“No single entity has the resources or authority” to solve complex, social problems. Instead, effective solutions require a clear understanding of the problem by stakeholders “who must then change their own behaviour in order to create a solution.” To be more precise, “large-scale social change requires broad, cross-sectoral coordination.”
These statements were made by John Kania & Mark Kramer in their article entitled, “Collective Impact”, published by the Stanford Social Innovation Review, Winter 2011. On at least three occasions recently, this article has been recommended as a “must read” for Children and Youth Services Network members and community partners.
Kania & Kramer state that although collaboration among organizations has been ongoing for decades, not much has been achieved in terms of long-term, systemic solutions to social problems. They also argue that, in the past, independent action or “Isolated Impact” has been the focus. The authors go on to describe a collaboration continuum that places “Collective Impact” at the highest level.
Five conditions of collective success distinguish “Collective Impact” from lower level collaborative relationships:
- Common Agenda – a shared vision for change, a common understanding of the problem and a joint approach to solving it through agreed upon actions.
- Shared Measurement Systems – agreement among partner organizations on the ways success will be measured and reported.
- Mutually Reinforcing Activities – each partner organization is encouraged to contribute by engaging in the specific types of action that it is good at.
- Continuous Communication – includes regular meetings among those in high level positions, constant flow of information between meetings, consistent attendance, a common vocabulary and the existence of trust between government agencies, non-profits and corporations.
- Backbone Support Organizations – highly structured processes that contribute to effective decision-making, and the existence of a “backbone organization” that can provide supporting infrastructure.
While many of these conditions were incorporated into the CYSN Terms of Reference during the 2012 restructure, it would be a worthwhile exercise for the Network to identify what it is not and should be doing from this list of conditions.
Areas such as communication, engagement, and measurement are all being pursued and strengthened as the CYSN membership works its way towards a higher level of cross-sectoral collaboration. Ultimately, this collective action will lead to greater success in achieving shared goals and objectives and having a significant impact upon our service system from the perspective of children, youth and families.
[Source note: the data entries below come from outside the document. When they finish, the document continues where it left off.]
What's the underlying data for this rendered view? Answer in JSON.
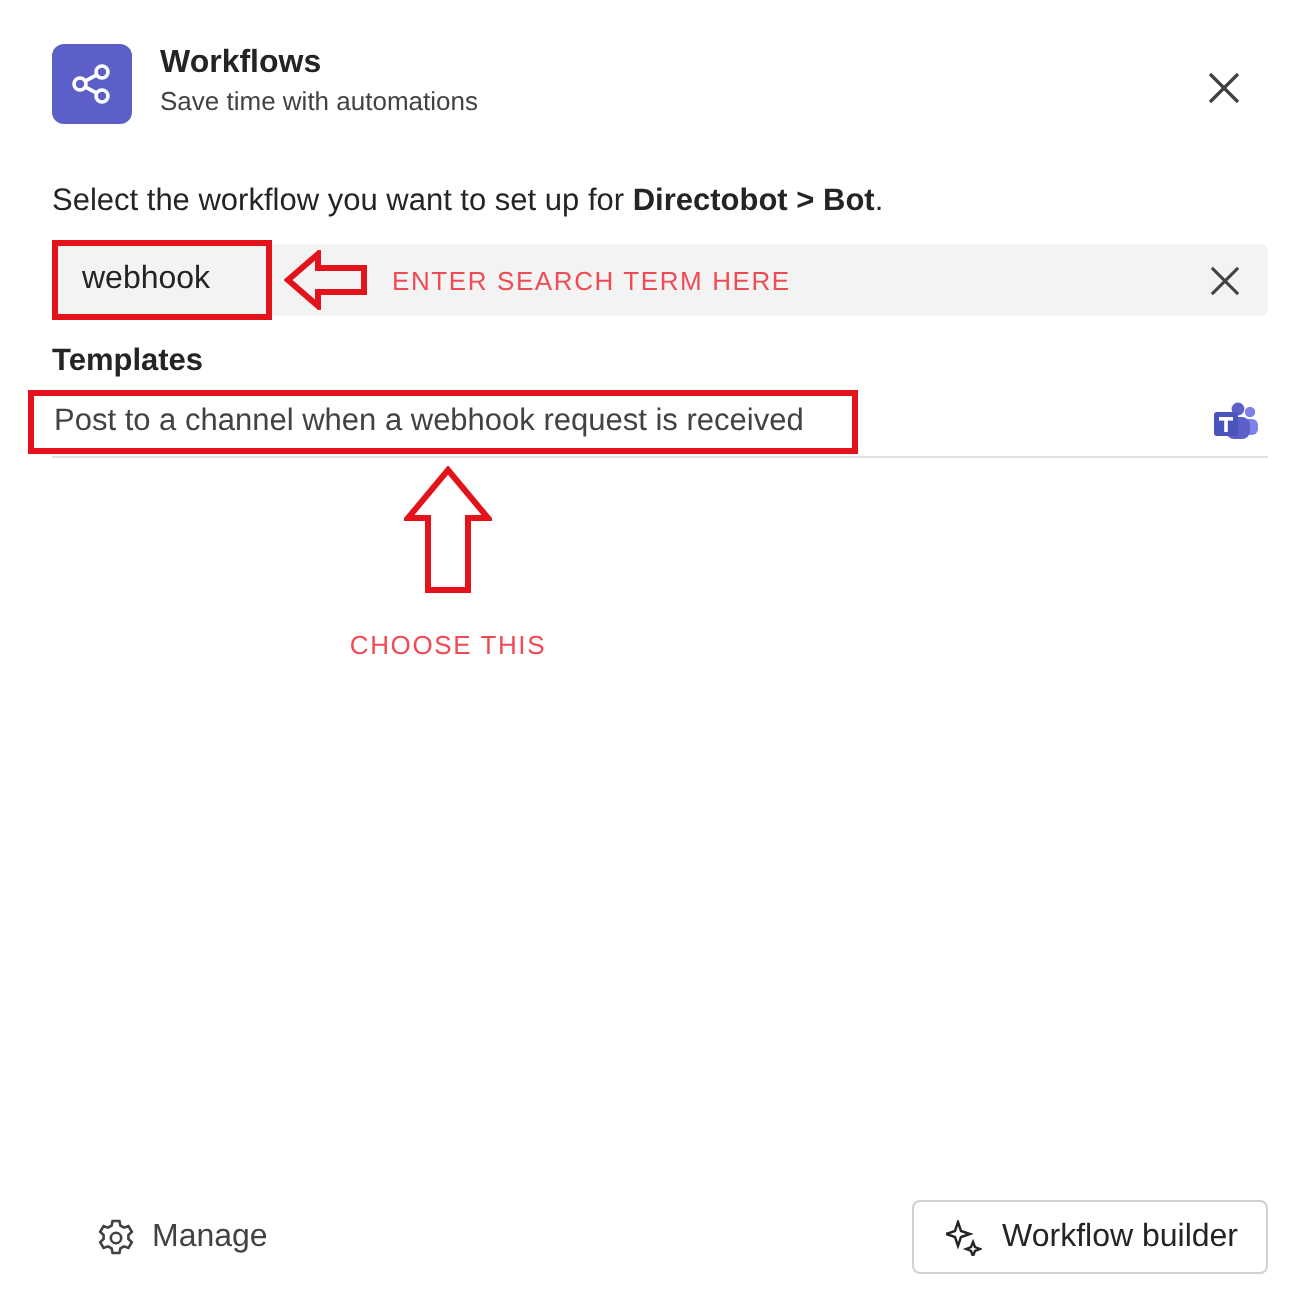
{
  "dialog": {
    "title": "Workflows",
    "subtitle": "Save time with automations",
    "instruction": "Select the workflow you want to set up for **Directobot > Bot**."
  },
  "search": {
    "value": "webhook"
  },
  "templates": {
    "heading": "Templates",
    "items": [
      {
        "label": "Post to a channel when a webhook request is received",
        "highlighted": true
      }
    ]
  },
  "annotations": [
    {
      "kind": "left-arrow",
      "text": "ENTER SEARCH TERM HERE"
    },
    {
      "kind": "up-arrow",
      "text": "CHOOSE THIS"
    }
  ],
  "footer": {
    "manage": "Manage",
    "builder": "Workflow builder"
  }
}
CLICK HERE to download a copy of John Kania & Mark Kramer’s article.